How to Repair Peeling Veneer on Particle Board Cabinets? For many years, laminate cabinets have been a popular choice for bathroom and kitchen cabinets. They are not only a reasonably priced solution, but they also come in a variety of colours and styles.
However, as the veneer begins to crack and peel, your space will appear sadder and older. Fortunately, repairing your cabinets is a straightforward and inexpensive operation. Let us explore.
Table of Contents
- What is Veneer?
- What You’ll Need to Repair Damaged Veneer
- How to Repair Peeling Veneer on Particle Board Cabinets?
What is Veneer?
A veneer is a thin coating of wood or bark that is attached to the surface of particleboard cabinets in woodworking and home furniture. Veneers can be produced of genuine wood or wood filler, which is commonly used to mimic the smoother surface of real wood furnishings. Carpenters attach them to cabinet doors and panels with glue.
Veneers are a good substitute for genuine wood in your cabinet area, providing a natural wooden feel. Reconstituted wood veneers, in particular, can help to safeguard endangered wood species while also providing exceptional texture and colour.
Installing veneers, on the other hand, needs more skill than just laminating cabinets.
What You’ll Need to Repair Damaged Veneer
- Putty knife
- Paint primer
- Measuring tape
- Disposable brush
- Contact cement
- Woodworker’s clamps
- Soft cloth or rag
- Wood veneer or laminate veneer pieces
- Veneer adhesive or wood glue
- Ruler or straight edges
How to Repair Peeling Veneer on Particle Board Cabinets?
There are two options depending on the extent of the peeling and damage.
1. It Should Be Glued Down
Using pliers, carefully and slowly remove the peeling laminate away from the particleboard. Peel back only as far as you feel resistance and have reached the veneer that is still securely attached.
Apply contact cement to both the particleboard and the underside of the veneer with a paintbrush. Keep pulling the veneer away from the particleboard because you don’t want the cement to touch until it’s dry.
Push the veneer against the particleboard once the contact cement has dry. Take your time smoothing out the veneer because you don’t want any bubbles or misalignments.
Lastly, clamp the veneer and particleboard with each other while it dries. If you don’t have a clamp, then laying something heavy on top would suffice.

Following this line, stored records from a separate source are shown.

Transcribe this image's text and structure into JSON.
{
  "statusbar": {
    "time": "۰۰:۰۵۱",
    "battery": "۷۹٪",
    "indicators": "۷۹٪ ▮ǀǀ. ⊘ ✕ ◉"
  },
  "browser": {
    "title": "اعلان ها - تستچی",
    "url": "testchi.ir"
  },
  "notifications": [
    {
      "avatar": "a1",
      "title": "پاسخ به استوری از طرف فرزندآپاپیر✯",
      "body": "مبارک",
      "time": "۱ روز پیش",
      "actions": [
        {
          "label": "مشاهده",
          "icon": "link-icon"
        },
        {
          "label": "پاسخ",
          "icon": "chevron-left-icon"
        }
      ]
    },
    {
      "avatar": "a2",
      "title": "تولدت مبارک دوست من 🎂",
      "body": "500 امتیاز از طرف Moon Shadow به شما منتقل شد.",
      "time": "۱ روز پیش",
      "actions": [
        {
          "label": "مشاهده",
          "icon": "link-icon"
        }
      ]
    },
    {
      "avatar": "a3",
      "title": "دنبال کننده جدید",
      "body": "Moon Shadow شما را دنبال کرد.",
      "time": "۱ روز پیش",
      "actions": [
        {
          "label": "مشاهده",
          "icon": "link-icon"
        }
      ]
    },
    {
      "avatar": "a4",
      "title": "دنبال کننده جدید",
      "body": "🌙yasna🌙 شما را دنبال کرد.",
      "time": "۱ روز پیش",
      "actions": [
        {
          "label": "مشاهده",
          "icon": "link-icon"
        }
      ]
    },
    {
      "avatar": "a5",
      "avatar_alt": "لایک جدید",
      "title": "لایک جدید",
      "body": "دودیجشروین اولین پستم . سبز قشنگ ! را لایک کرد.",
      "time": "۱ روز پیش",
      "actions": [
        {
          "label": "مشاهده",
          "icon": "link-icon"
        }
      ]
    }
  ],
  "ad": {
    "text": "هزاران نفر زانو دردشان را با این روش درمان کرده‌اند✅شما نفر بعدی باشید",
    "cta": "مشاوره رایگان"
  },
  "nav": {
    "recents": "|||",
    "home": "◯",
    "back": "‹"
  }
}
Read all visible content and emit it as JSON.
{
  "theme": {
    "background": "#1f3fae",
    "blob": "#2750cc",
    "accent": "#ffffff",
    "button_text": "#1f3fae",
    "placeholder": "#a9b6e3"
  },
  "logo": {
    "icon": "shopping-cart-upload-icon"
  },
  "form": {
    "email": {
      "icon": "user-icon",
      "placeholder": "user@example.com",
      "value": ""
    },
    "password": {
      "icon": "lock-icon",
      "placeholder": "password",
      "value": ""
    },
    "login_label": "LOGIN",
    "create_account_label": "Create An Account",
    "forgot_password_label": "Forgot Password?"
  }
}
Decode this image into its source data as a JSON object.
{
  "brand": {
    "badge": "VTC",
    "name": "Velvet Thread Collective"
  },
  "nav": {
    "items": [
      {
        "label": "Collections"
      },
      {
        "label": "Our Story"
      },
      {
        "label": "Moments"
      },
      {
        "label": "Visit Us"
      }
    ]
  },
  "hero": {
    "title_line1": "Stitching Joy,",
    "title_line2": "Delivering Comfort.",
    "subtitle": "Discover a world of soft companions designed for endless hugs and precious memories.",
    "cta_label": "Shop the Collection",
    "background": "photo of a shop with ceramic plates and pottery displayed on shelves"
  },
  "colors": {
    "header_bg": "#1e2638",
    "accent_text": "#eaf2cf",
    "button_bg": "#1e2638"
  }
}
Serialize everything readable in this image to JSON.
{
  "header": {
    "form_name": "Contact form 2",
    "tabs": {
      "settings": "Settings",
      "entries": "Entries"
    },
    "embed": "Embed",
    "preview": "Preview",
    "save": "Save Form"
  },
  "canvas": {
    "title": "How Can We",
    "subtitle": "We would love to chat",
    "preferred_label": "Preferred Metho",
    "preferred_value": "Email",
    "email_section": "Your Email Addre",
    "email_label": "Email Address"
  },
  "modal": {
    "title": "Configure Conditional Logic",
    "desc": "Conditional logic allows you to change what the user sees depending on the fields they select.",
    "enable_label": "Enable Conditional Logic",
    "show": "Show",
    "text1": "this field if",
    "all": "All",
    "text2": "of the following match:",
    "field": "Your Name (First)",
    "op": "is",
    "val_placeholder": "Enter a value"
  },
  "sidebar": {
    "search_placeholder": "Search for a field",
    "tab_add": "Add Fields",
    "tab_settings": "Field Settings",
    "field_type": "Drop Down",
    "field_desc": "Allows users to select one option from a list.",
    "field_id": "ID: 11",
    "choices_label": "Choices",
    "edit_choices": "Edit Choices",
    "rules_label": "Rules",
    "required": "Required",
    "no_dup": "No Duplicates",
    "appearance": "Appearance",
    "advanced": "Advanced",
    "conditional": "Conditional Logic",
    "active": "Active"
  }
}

2. Use Spray Adhesive to Repair Peeling Veneer on Particle Board Cabinets
Although holding the particle board down after cementing is necessary, it is not always practical. Using clamps on some elements, such as a cabinet door, can be difficult. In these circumstances, a spray adhesive is suitable for applying wood glue beneath the peeling section and subsequently assembling it. For neat application, use a j-roller.
3. Repairing Veneers With Water Damage
Whenever your cabinet veneer has water damage, you must take additional precautions before proceeding with the prior approaches.
Step #1: First, make sure the moist particle boards are completely dry. Use an air dryer to remove any remaining moisture. When they are dry, sand the surface using grain sandpaper. Sanding these areas can help remove unwanted damp patches and provide a smoother working surface.
Step #2: Wipe the dust from the surface and repeat the drying process. Then, before bonding or replacing the veneer, add a small layer of the waterproofing agent.
4. Veneer Replacement to Repair Peeling Veneer on Particle Board Cabinets
If the peeling part of the veneer is too large to be glued down, the entire front may need to be replaced.
Peel the veneer away from the particleboard with care. If there are any pieces that are still firmly linked to the particleboard, a heat gun will help loosen that bond.
High gloss white MDF bathroom vanity cabinet door with trim that has been water damaged. Concept of a moist bathroom.
Calculate and cut the amount of laminate required for your cabinet door. It’s fine to overmeasure because you can easily sand down the edges once it’s on the particleboard.
Contact cement should be applied to the particleboard and the reverse of the veneer. When it’s dry, carefully apply the veneer to the particleboard. Smooth out any swelling or bubbles with your hand or a roller, and make sure the entire surface is now coated.
While the cabinet door cures, clamp the veneer on the particleboard. If you don’t have enough clamps, or none at all, putting something heavy on top can suffice.
After everything is bonded together, sand the edges of the cabinets if necessary.
Maintaining the design of your particleboard cabinets makes a significant difference in the ambience of your home. Hopefully, you’ll find this to be a simple and uncomplicated approach to keep your cabinets looking brand new!